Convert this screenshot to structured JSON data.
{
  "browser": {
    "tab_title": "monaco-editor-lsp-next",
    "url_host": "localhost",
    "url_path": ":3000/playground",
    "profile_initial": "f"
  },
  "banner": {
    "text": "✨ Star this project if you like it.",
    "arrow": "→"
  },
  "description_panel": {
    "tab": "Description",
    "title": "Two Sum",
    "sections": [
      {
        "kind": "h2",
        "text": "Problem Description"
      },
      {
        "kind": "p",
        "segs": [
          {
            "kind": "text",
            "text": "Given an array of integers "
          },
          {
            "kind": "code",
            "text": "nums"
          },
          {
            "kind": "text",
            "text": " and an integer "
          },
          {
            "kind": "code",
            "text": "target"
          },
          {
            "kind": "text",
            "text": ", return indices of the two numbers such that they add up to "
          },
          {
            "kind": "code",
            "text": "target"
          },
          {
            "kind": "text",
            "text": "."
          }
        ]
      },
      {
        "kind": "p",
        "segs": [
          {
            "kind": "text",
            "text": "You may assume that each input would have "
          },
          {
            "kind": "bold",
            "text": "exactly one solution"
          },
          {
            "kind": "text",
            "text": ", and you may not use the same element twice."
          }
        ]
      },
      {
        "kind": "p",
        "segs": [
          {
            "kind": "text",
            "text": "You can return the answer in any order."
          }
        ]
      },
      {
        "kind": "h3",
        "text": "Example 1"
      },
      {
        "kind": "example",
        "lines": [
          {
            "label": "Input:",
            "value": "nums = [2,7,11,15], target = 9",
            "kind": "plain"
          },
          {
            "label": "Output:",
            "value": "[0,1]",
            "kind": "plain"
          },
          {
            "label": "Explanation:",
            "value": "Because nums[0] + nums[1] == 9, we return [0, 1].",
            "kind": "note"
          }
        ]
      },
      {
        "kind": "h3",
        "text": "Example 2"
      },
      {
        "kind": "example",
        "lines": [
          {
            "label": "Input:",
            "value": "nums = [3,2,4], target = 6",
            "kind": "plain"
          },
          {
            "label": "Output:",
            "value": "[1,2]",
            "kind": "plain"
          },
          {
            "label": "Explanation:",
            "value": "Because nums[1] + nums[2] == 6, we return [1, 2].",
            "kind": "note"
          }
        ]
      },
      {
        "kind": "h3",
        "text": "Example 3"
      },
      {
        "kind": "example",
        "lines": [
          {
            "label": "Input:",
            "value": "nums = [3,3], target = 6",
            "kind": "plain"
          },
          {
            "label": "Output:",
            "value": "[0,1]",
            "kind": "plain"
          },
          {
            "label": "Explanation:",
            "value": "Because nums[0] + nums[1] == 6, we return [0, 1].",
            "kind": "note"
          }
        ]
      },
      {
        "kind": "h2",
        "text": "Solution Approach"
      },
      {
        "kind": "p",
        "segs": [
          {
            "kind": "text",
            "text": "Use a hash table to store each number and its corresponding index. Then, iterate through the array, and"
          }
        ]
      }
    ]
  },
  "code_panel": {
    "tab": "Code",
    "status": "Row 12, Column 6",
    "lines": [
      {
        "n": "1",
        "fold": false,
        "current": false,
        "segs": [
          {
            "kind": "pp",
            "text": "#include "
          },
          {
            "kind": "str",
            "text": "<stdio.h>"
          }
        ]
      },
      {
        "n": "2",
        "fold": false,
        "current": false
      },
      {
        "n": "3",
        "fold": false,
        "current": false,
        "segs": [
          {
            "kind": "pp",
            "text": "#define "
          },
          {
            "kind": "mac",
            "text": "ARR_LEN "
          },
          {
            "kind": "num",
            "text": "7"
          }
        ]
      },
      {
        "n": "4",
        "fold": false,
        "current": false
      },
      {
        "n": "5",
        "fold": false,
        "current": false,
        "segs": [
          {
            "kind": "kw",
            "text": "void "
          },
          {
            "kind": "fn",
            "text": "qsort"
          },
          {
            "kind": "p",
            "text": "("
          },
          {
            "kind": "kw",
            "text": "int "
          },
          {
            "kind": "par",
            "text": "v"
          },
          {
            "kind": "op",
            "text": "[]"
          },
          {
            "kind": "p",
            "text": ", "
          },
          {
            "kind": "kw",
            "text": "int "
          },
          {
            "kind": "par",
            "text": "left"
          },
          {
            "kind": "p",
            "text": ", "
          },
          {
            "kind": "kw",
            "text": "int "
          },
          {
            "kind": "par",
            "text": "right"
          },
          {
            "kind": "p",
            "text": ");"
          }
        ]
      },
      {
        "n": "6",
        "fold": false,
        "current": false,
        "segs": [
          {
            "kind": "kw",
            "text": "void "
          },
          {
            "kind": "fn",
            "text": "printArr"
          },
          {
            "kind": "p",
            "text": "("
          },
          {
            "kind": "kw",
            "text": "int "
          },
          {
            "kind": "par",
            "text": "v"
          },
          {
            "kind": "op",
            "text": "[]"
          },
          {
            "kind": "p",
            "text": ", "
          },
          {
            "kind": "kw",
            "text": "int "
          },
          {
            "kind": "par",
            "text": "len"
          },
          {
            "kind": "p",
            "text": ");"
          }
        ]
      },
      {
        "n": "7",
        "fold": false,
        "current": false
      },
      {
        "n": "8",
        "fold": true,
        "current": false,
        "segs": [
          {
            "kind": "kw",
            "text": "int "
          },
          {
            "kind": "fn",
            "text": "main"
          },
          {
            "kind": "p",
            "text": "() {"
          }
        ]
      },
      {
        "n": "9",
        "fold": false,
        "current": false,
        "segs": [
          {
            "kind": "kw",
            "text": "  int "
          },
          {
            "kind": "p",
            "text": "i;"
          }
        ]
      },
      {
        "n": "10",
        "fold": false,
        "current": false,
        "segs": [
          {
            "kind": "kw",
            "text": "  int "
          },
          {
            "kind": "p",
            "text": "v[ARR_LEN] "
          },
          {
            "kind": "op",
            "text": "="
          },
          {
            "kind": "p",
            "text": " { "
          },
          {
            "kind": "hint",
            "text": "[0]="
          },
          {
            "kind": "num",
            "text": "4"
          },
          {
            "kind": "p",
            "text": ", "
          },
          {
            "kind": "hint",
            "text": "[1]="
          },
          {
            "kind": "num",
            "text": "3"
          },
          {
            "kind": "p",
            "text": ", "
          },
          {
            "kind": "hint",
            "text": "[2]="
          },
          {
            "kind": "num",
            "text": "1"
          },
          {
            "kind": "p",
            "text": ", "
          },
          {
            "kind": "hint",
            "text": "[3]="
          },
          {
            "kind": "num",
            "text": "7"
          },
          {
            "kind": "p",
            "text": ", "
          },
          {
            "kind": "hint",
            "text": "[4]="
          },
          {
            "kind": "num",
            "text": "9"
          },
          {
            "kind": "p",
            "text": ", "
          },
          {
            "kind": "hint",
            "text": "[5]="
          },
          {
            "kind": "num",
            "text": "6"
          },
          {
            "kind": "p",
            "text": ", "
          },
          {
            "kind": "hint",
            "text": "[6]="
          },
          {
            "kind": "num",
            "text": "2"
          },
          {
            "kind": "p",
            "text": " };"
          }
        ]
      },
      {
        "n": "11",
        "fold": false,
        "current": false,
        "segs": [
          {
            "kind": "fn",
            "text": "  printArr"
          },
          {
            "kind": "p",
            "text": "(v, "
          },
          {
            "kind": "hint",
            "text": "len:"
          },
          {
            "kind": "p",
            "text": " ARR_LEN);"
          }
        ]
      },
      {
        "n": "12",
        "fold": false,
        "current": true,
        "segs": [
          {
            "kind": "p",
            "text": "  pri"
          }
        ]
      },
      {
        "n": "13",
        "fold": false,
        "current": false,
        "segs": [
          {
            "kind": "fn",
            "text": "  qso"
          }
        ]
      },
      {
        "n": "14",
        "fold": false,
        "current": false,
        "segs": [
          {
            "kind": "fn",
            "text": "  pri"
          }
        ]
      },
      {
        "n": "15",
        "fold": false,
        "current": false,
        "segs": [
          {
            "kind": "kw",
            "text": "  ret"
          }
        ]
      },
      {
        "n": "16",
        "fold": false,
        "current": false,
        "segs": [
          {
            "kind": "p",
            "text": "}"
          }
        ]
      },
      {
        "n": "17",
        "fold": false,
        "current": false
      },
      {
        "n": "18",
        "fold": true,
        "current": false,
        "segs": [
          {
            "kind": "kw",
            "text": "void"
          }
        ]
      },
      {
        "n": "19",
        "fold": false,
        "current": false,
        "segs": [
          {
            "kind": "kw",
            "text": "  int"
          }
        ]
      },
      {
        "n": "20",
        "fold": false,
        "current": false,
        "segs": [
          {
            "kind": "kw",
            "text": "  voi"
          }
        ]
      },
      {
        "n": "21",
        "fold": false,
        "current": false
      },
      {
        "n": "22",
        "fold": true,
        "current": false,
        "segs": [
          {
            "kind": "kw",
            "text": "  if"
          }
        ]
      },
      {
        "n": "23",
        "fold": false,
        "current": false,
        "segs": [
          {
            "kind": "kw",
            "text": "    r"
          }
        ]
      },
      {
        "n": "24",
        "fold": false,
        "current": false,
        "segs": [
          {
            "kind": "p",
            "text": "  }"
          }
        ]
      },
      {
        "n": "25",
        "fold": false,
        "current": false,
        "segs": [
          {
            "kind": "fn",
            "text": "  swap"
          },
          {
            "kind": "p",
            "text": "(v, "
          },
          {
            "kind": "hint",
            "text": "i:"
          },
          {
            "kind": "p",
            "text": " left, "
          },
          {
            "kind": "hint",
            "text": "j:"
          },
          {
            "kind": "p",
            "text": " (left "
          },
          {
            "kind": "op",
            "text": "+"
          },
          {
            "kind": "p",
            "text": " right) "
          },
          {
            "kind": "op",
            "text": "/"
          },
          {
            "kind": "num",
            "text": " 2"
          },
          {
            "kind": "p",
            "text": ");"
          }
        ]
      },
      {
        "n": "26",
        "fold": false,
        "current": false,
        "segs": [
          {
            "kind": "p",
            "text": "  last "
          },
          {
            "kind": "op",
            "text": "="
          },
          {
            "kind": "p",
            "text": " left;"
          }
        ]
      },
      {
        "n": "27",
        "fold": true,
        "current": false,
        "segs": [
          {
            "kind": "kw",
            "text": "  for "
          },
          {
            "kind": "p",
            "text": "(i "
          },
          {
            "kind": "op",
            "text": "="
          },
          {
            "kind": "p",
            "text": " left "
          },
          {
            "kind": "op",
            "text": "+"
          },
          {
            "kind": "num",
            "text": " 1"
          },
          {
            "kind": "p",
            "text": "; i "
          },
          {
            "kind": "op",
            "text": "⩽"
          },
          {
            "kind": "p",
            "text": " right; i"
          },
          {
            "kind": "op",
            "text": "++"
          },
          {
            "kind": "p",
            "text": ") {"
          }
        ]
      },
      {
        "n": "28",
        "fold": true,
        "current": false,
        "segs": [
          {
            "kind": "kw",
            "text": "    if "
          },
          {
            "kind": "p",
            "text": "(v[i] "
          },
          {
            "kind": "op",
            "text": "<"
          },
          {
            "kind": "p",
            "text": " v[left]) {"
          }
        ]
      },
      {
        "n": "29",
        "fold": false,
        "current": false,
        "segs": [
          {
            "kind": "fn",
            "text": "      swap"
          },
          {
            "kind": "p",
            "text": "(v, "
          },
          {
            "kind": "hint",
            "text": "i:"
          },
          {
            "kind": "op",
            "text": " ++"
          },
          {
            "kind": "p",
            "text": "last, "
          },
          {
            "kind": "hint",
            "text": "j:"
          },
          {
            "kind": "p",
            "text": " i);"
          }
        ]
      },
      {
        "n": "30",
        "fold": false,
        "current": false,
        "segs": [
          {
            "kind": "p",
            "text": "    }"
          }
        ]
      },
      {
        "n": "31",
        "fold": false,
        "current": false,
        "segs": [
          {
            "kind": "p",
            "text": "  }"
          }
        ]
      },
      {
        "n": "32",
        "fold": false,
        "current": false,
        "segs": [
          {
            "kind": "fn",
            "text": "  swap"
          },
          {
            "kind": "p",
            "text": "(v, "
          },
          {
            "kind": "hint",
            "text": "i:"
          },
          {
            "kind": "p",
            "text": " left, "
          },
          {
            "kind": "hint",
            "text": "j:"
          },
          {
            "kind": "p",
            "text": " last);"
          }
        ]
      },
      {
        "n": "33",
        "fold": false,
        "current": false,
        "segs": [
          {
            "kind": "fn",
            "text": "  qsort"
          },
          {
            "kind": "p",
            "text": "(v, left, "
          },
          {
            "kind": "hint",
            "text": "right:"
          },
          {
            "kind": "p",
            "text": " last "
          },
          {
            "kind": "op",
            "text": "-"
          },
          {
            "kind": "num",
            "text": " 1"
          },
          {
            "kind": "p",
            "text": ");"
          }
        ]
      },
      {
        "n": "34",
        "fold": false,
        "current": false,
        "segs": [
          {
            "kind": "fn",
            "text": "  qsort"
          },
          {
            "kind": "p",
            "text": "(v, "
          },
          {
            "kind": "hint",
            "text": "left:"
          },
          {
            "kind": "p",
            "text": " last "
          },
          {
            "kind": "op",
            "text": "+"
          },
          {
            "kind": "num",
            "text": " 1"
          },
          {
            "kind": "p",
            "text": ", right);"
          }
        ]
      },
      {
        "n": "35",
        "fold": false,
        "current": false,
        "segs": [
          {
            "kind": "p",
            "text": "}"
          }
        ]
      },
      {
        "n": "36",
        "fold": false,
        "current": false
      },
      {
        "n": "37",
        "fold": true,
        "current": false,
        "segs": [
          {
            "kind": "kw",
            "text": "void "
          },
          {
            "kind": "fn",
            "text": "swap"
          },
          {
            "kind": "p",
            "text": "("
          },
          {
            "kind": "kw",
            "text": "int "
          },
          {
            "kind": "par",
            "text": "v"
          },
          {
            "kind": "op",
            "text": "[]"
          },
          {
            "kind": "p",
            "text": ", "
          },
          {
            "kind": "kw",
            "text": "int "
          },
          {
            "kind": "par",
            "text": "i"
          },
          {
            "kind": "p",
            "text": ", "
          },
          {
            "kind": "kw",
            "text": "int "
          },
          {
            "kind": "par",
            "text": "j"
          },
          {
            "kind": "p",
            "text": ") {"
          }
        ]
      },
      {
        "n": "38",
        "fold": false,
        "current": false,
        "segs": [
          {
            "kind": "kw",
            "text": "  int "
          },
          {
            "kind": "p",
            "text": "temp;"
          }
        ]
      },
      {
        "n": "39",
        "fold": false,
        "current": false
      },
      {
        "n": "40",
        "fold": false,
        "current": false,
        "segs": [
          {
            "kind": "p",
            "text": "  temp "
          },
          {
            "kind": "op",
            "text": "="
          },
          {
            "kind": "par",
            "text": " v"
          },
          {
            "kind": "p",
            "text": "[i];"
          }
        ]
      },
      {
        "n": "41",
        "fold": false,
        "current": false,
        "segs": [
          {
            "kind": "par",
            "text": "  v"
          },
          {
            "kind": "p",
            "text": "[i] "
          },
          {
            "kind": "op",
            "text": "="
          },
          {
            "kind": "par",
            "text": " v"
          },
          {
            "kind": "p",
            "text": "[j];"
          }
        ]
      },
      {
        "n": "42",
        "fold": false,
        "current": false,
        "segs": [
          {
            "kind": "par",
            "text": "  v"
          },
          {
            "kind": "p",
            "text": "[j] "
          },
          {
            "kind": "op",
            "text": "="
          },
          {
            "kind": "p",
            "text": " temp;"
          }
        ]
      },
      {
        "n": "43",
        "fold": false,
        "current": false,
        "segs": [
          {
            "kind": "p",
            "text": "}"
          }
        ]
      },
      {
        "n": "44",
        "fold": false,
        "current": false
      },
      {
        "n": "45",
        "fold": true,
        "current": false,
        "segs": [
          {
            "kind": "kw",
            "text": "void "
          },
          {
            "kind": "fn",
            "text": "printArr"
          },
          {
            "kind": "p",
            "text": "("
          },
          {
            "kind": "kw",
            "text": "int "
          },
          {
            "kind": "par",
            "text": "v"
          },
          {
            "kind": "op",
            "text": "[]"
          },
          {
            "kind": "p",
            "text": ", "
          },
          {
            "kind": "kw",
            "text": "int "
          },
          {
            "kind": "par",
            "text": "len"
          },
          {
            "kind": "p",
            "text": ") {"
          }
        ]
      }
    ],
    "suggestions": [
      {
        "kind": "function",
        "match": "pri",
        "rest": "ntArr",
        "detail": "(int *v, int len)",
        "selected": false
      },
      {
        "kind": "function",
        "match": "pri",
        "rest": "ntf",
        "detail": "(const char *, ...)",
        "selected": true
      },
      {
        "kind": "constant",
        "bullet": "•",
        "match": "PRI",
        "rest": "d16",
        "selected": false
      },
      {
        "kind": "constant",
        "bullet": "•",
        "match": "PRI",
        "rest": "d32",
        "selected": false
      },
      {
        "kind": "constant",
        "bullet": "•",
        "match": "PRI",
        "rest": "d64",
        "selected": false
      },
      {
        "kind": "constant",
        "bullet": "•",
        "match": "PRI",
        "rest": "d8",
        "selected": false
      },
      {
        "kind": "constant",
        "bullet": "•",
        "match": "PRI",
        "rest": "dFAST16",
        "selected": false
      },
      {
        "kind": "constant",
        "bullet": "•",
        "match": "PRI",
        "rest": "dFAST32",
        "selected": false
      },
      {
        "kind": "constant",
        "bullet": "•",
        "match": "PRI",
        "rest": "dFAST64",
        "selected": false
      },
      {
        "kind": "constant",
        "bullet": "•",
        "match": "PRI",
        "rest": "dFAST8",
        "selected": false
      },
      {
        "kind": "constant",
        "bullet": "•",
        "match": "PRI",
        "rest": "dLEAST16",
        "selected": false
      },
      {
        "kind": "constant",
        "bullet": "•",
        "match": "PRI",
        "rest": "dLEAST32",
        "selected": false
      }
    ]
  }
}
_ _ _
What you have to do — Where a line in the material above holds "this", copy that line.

Solution below —
Convert this screenshot to structured JSON data.
    "text": "✨ Star this project if you like it.",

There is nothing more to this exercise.